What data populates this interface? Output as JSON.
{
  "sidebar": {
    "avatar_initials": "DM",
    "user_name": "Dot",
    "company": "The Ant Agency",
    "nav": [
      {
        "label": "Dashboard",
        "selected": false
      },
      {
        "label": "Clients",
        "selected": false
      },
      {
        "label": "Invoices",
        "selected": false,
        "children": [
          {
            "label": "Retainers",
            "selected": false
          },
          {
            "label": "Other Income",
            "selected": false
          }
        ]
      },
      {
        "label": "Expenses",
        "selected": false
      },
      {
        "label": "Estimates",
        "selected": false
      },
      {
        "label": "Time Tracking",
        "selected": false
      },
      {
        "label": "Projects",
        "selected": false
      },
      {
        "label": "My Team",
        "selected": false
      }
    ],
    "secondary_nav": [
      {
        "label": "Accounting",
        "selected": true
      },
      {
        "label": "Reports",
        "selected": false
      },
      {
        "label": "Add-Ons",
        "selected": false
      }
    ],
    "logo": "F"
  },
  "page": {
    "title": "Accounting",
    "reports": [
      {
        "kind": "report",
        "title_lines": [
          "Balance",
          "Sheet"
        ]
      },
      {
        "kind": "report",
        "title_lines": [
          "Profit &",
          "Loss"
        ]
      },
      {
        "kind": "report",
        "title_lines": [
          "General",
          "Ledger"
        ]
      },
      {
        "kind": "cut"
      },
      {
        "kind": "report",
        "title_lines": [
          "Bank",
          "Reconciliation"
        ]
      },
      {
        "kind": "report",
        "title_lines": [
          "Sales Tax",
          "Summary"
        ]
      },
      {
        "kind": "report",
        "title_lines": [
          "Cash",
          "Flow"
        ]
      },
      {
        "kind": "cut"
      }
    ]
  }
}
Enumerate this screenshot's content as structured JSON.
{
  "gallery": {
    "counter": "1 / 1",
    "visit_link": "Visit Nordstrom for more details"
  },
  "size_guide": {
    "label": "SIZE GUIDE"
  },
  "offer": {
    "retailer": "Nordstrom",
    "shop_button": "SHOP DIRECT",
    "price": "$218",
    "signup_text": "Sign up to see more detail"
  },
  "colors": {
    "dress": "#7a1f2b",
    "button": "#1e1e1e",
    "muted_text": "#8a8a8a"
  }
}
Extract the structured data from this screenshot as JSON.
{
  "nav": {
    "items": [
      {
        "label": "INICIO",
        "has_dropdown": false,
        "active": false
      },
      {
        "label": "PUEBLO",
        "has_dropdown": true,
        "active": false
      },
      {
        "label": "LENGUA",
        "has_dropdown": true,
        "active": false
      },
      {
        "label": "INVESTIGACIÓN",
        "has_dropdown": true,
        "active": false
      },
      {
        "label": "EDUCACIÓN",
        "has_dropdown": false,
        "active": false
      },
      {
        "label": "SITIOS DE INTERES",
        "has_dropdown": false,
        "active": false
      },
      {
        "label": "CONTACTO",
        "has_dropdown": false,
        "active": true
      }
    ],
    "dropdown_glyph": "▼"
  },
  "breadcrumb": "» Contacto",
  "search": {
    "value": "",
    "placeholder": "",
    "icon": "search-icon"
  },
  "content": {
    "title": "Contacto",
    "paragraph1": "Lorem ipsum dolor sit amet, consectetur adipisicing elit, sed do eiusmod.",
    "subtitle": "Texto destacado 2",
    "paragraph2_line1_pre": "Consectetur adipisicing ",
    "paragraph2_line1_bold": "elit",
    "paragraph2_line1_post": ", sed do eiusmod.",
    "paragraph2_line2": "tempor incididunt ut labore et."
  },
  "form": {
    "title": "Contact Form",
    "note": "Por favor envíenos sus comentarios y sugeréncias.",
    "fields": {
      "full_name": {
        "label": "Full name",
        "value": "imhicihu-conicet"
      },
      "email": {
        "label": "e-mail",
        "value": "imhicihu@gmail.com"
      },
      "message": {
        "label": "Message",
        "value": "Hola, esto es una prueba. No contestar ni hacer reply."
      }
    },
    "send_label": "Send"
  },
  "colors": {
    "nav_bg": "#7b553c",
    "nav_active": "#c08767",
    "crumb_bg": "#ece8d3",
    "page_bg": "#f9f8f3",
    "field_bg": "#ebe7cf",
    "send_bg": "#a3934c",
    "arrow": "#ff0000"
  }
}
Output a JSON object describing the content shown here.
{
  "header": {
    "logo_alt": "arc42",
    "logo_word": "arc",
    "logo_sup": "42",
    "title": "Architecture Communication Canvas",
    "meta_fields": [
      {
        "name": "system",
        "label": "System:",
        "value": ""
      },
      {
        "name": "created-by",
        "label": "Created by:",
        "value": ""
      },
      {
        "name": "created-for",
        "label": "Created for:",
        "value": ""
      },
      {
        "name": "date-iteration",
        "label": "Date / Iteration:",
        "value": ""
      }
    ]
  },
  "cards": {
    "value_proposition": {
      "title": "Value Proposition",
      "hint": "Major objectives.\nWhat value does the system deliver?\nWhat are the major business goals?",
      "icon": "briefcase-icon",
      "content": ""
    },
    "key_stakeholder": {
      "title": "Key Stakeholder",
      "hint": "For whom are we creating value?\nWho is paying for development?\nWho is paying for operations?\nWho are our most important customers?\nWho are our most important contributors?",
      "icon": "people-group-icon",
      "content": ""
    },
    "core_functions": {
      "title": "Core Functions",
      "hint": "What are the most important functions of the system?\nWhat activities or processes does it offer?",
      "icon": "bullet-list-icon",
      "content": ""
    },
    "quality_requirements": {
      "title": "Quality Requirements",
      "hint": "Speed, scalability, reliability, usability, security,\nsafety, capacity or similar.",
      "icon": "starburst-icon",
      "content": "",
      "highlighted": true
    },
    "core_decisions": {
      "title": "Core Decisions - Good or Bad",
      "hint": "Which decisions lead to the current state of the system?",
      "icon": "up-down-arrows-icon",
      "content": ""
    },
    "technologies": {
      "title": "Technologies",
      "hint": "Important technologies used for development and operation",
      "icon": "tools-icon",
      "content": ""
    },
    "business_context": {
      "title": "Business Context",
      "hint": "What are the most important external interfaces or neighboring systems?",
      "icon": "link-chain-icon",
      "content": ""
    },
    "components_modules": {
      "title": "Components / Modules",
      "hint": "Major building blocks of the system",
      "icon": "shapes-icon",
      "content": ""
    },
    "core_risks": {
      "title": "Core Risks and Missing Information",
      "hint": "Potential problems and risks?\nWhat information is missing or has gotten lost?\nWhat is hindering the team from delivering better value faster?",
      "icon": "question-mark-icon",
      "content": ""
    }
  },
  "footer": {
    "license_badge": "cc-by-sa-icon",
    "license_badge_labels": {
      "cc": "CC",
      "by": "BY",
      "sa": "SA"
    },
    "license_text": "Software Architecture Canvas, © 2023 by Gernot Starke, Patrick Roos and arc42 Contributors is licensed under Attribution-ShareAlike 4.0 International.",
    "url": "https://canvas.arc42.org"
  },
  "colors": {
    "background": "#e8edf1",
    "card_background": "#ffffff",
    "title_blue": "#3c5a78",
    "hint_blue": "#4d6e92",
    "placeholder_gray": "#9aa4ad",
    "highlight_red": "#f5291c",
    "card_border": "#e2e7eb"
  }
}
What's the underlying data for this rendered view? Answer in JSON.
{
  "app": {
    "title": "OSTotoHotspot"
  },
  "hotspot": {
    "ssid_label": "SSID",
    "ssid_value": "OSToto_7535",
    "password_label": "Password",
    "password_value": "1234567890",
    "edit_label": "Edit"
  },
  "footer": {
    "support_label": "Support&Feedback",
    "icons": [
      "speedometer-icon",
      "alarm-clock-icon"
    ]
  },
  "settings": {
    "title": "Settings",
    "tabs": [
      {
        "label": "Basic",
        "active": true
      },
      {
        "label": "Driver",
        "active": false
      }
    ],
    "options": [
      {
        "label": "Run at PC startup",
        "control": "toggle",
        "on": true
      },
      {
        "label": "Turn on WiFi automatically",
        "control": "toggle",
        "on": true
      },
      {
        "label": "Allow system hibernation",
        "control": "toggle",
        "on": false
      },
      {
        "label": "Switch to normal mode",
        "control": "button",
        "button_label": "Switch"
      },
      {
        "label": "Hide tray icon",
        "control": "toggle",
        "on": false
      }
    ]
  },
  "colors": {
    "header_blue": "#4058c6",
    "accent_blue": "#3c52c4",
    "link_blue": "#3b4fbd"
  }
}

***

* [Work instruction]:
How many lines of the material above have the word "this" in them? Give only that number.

* [Response to the exercise]:
4